Collectors may call you at work if you give them permission. If your employer does not allow you to take personal calls at work, you must inform the collector to stop calling during work hours. Inform the collector when you would be able to discuss the debt and provide the collector with the best number for you to be reached.
It may be necessary to write the collector and request the calls stop to your place of employment. Keep a log of all collection contact by noting the date, time of day, name of collector, caller ID, and details of any message or conversation.
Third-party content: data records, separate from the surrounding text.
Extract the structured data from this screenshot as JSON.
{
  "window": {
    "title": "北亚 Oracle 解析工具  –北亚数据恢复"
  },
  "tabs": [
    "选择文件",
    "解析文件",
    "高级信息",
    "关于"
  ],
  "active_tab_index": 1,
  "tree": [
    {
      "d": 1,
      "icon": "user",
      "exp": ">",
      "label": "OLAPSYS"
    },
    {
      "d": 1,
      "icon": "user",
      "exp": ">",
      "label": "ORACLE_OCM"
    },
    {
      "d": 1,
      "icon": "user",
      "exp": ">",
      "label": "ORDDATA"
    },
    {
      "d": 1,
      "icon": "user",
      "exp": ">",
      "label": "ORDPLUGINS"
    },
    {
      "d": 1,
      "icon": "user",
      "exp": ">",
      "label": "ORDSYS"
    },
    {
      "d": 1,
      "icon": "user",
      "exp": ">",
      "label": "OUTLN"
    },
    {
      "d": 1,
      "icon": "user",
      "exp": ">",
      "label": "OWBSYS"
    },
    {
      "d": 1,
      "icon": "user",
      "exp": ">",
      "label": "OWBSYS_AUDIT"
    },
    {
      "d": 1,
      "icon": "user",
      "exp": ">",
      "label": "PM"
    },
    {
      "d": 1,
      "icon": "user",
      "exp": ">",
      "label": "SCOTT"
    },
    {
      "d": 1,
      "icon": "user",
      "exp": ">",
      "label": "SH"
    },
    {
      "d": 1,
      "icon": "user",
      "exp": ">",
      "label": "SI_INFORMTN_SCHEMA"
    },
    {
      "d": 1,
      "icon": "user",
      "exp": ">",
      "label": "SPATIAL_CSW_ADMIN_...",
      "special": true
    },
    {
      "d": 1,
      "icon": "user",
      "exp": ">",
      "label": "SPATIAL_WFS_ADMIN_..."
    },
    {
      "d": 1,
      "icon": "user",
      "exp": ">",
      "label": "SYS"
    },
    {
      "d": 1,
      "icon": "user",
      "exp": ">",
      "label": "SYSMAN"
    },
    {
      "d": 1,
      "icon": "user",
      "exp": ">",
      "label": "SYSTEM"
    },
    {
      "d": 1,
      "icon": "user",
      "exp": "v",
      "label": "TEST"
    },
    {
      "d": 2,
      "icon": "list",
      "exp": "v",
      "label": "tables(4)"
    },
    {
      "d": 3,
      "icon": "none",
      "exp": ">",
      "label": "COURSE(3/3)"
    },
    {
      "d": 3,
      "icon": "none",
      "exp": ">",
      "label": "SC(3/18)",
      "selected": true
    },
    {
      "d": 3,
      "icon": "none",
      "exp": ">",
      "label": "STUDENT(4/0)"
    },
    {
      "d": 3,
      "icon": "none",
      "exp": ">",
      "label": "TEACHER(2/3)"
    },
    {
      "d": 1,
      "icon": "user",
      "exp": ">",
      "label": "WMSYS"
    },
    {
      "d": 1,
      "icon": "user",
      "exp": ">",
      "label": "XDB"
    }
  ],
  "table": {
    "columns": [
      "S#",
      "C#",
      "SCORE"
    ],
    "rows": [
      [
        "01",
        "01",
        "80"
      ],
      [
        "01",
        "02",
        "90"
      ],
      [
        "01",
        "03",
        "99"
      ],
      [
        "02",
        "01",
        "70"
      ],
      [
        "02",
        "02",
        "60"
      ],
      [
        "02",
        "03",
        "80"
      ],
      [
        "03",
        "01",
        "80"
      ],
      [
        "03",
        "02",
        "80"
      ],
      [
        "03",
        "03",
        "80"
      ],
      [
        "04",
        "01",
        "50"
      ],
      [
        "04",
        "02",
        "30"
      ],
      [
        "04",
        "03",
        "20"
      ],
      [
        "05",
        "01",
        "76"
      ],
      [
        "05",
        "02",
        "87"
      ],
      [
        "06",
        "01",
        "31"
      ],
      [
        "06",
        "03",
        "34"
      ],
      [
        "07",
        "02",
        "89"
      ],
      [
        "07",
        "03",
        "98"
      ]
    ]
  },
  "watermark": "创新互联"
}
If your boss or co-worker receives a collection call asking for you, the law dictates how the collector must act when communicating with this person. The collector is prohibited from giving out information pertaining to the debt. If you find that a collector has provided details about your debt, you should request a written statement from your boss or co-worker that details the contact. Be sure that the date, time of day, name of collector, caller ID and details of the conversation are noted. Contact Flitter Milz for a legal review of whether the collector's contact was in violation to your consumer rights.